■ Listed records
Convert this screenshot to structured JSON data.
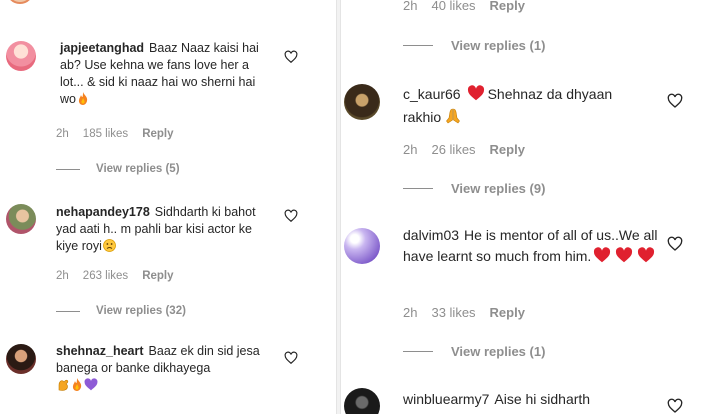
{
  "left": {
    "comments": [
      {
        "username": "japjeetanghad",
        "text": "Baaz Naaz kaisi hai ab? Use kehna we fans love her a lot... & sid ki naaz hai wo sherni hai wo",
        "emojis": [
          "fire"
        ],
        "time": "2h",
        "likes": "185 likes",
        "reply": "Reply",
        "view_replies": "View replies (5)"
      },
      {
        "username": "nehapandey178",
        "text": "Sidhdarth ki bahot yad aati h.. m pahli bar kisi actor ke kiye royi",
        "emojis": [
          "sad-face"
        ],
        "time": "2h",
        "likes": "263 likes",
        "reply": "Reply",
        "view_replies": "View replies (32)"
      },
      {
        "username": "shehnaz_heart",
        "text": "Baaz ek din sid jesa banega or banke dikhayega",
        "emojis": [
          "flexed-arm",
          "fire",
          "purple-heart"
        ],
        "time": "",
        "likes": "",
        "reply": "",
        "view_replies": ""
      }
    ]
  },
  "right": {
    "top_meta": {
      "time": "2h",
      "likes": "40 likes",
      "reply": "Reply"
    },
    "top_view_replies": "View replies (1)",
    "comments": [
      {
        "username": "c_kaur66",
        "text": "Shehnaz da dhyaan rakhio",
        "emojis": [
          "red-heart",
          "folded-hands"
        ],
        "time": "2h",
        "likes": "26 likes",
        "reply": "Reply",
        "view_replies": "View replies (9)"
      },
      {
        "username": "dalvim03",
        "text": "He is mentor of all of us..We all have learnt so much from him.",
        "emojis": [
          "red-heart",
          "red-heart",
          "red-heart"
        ],
        "time": "2h",
        "likes": "33 likes",
        "reply": "Reply",
        "view_replies": "View replies (1)"
      },
      {
        "username": "winbluearmy7",
        "text": "Aise hi sidharth",
        "emojis": [],
        "time": "",
        "likes": "",
        "reply": "",
        "view_replies": ""
      }
    ]
  },
  "colors": {
    "text": "#262626",
    "muted": "#8e8e8e",
    "heart_red": "#e0212f",
    "fire_orange": "#f58220",
    "purple": "#8e5bd6"
  }
}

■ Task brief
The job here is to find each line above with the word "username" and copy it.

■ Solution for this problem
        "username": "japjeetanghad",
        "username": "nehapandey178",
        "username": "shehnaz_heart",
        "username": "c_kaur66",
        "username": "dalvim03",
        "username": "winbluearmy7",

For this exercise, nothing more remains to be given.